I cherish having visited her every day the weeks at the end.  My daughter and I played her favourite hymns on her iPhone and watched her tears.  We played her favourite music and sang along (out of tune but no matter it was fun).

She was no longer able to swallow, so she had no food for weeks, and finally she could no longer have liquids.  Every day the nurse and doctor would say “it won’t be long now, she may pass tonight”, and the next day there she would be defiantly showing she was not ready to go.  Fourteen days she continued without any liquid, and everyone was amazed by her stubbornness, and strength of character to fight to stay with us.

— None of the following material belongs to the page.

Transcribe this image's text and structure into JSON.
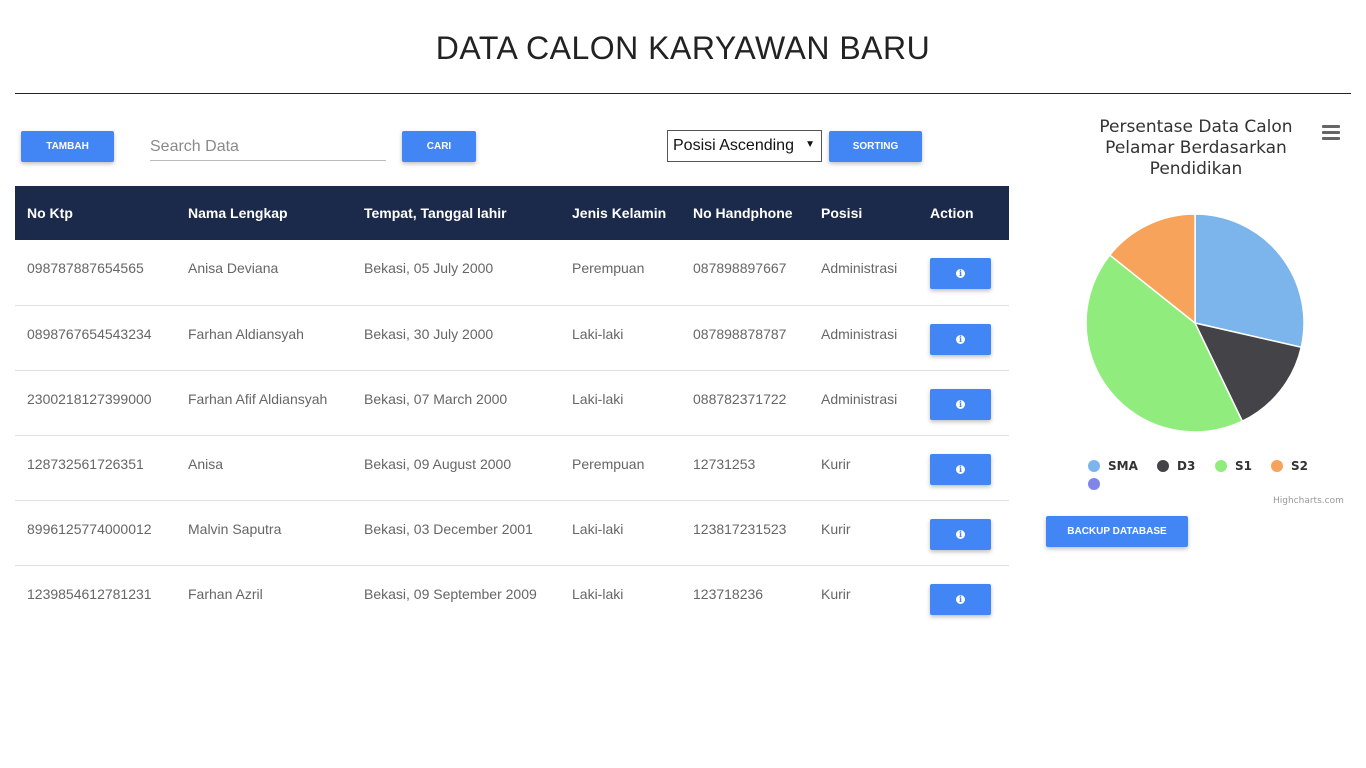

One of the nurses sat down with me and explained how they knew she was not in any pain, at the end I don’t think she was, before I am still not sure.  Her death was natural without any pain relief so I am sure she was aware of her last day with us all.  Yes, I can now see that perhaps it is easier for us to want her to be given pain relief just in case, but then it could have changed her perception of her final hours.  So have I been wrong?    No; my view now is that a small amount of morphine ‘as and when’ may have been better when the sores were painful.  But, then at the end when she had no pain = nothing.

The carers thought she was lucky they said, most people never have visitors.

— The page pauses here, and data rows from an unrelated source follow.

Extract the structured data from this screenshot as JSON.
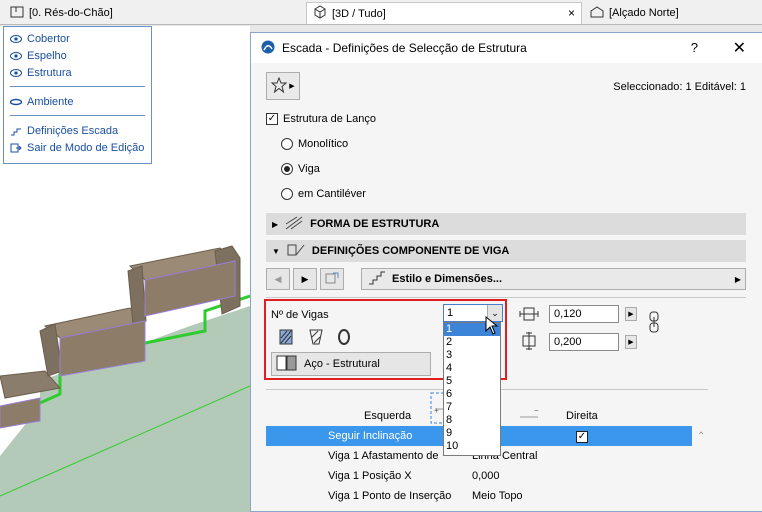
{
  "tabs": [
    {
      "label": "[0. Rés-do-Chão]",
      "icon": "floor-plan-icon"
    },
    {
      "label": "[3D / Tudo]",
      "icon": "3d-cube-icon",
      "close": "×"
    },
    {
      "label": "[Alçado Norte]",
      "icon": "elevation-icon"
    }
  ],
  "palette": {
    "items_top": [
      "Cobertor",
      "Espelho",
      "Estrutura"
    ],
    "item_mid": "Ambiente",
    "items_bottom": [
      "Definições Escada",
      "Sair de Modo de Edição"
    ]
  },
  "dialog": {
    "title": "Escada - Definições de Selecção de Estrutura",
    "help": "?",
    "close": "✕",
    "selected_info": "Seleccionado: 1 Editável: 1",
    "structure_check": {
      "label": "Estrutura de Lanço",
      "checked": true
    },
    "radios": [
      {
        "label": "Monolítico",
        "selected": false
      },
      {
        "label": "Viga",
        "selected": true
      },
      {
        "label": "em Cantiléver",
        "selected": false
      }
    ],
    "sections": {
      "shape": "FORMA DE ESTRUTURA",
      "beam": "DEFINIÇÕES COMPONENTE DE VIGA"
    },
    "style_button": "Estilo e Dimensões...",
    "beam_count": {
      "label": "Nº de Vigas",
      "value": "1",
      "options": [
        "1",
        "2",
        "3",
        "4",
        "5",
        "6",
        "7",
        "8",
        "9",
        "10"
      ]
    },
    "width_value": "0,120",
    "height_value": "0,200",
    "material": "Aço - Estrutural",
    "columns": {
      "left": "Esquerda",
      "right": "Direita"
    },
    "properties": [
      {
        "key": "Seguir Inclinação",
        "value": "",
        "checked": true
      },
      {
        "key": "Viga 1 Afastamento de",
        "value": "Linha Central"
      },
      {
        "key": "Viga 1 Posição X",
        "value": "0,000"
      },
      {
        "key": "Viga 1 Ponto de Inserção",
        "value": "Meio Topo"
      }
    ]
  },
  "colors": {
    "highlight": "#3b97eb",
    "annotation_red": "#e02020",
    "link_blue": "#1a4fa0",
    "edit_green": "#2ecc2e"
  }
}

I designed and created the Order of Service on my laptop, and my brother had it printed up.    We found a poem that my mother had cut out and stuck in her book and I read that at her funeral.  We had no flowers apart from a single spray that lay across the coffin from the family; blue irises and white – roses, chrysanthemums and others.  Instead of flowers my Dad wanted donations to ALZHEIMER’S RESEARCH UK if people wished.   Thank you Dad x

She is gone

You can shed tears that she is gone
Or you can smile because she has lived
You can close your eyes and pray that she will come back
Or you can open your eyes and see all that she has left

Your heart can be empty because you can’t see her
Or you can be full of the love that you shared

You can turn your back on tomorrow and live yesterday
Or you can be happy for tomorrow because of yesterday

You can remember her and only that she is gone
Or you can cherish her memory and let it live on
You can cry and close your mind, be empty and turn your back
Or you can do what she would want: smile, open your eyes, love and go on.

Written: 1981 David Harkins 1959 -Silloth, Cumbria, UK

(This is also the poem that the Queen chose to be read at her mother, the Queen Mother’s funeral which is why my Mum loved it as she was a staunch royalist)

I am glad I had time to make my peace with my Mum, I am glad I had time to sit with her, talk to her and be back in my family.  I am glad I witnessed the end of her dementia, it has left me feeling comforted with my own dementia.

A new chapter with my family now begins.  I need to visit my Dad on a more frequent basis to support him, and do my part in taking care of him to stop my sister from mentally ‘abusing’ him.    This scares me because staying strong and being capable takes more effort than I think people realise.  Still, it’s what we do isn’t it?